July 3, 2019 — The invasive and expensive diagnosis process of bladder cancer, which is one of the most common and aggressive cancers in the United States, may be soon helped by a novel non-invasive diagnostic method thanks to advances in machine learning research at the San Diego Supercomputer Center (SDSC), Moores Cancer Center, and CureMatch Incorporated.
Research scientists Igor Tsigelny and Valentina Kouznetsova have been working on the development of a machine-learning (ML) model that looks at a patient’s metabolites and their chemical descriptors. The model accurately classifies the stages of bladder cancer in a patient, according to the researchers. Tsigelny is the lead author on a recently published study in the Metabolomics journal called ‘Recognition of Early and Late Stages of Bladder Cancer using Metabolites and Machine Learning’.
When a patient experiences early symptoms of bladder cancer (e.g., blood in urine, pain during urination, etc.), the current method of diagnosis is often a painful, invasive series of tests.
“From my point of view, it can be very easy for patients just give a sample of urine and our ML system can produce a “red flag” analysis result telling them to go immediately to an oncologist for testing,” said Tsigelny. “We believe that a lot of early stages and even more advanced stages of bladder cancer go untreated because patients don’t pay attention to mediate pain signals from the body, and may be thinking that there are less dangerous problems causing the symptoms.

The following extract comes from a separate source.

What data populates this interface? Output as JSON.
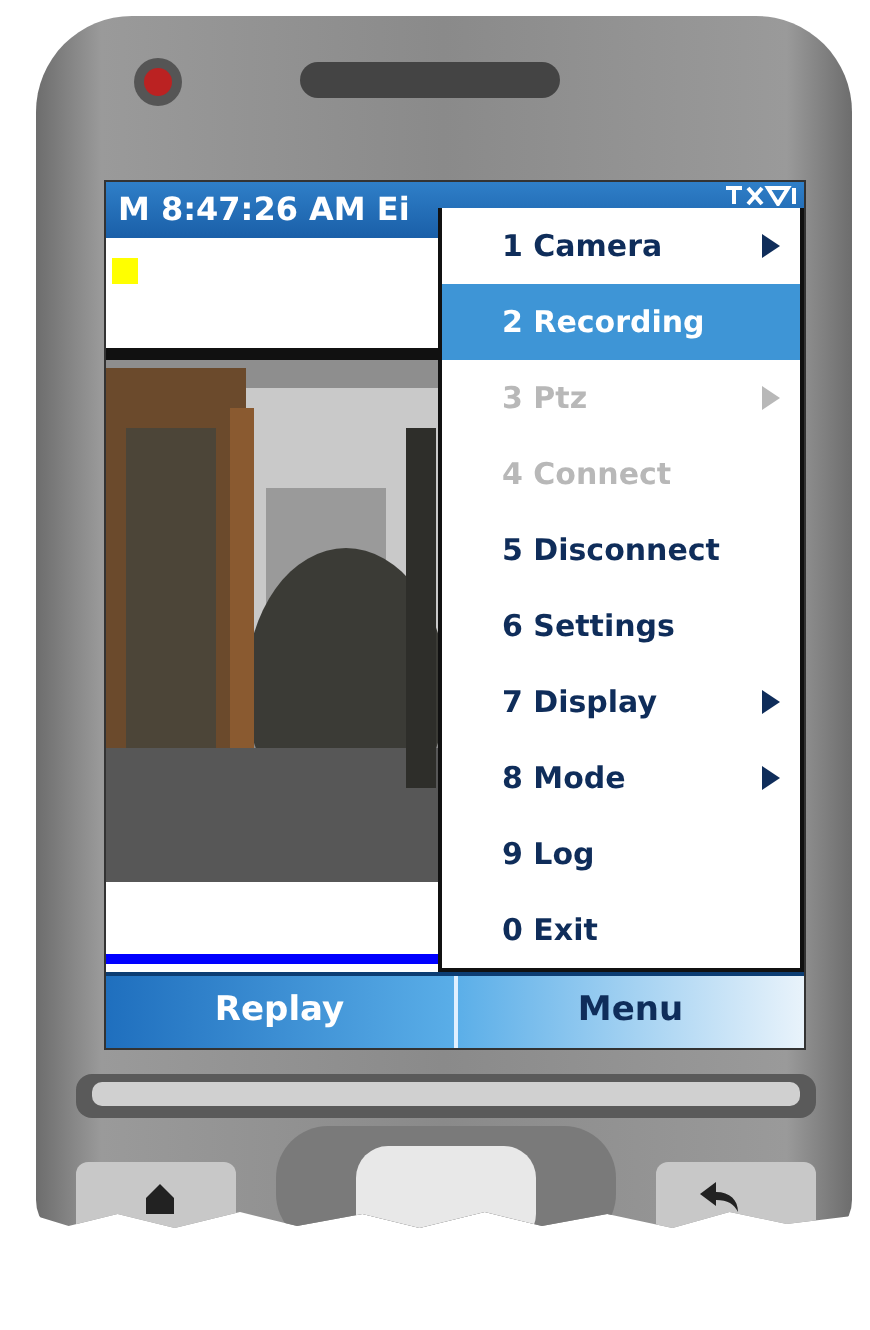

Our machine learning model uses metabolites and corresponding genes to determine if a patient has bladder cancer and if so, at what stage.”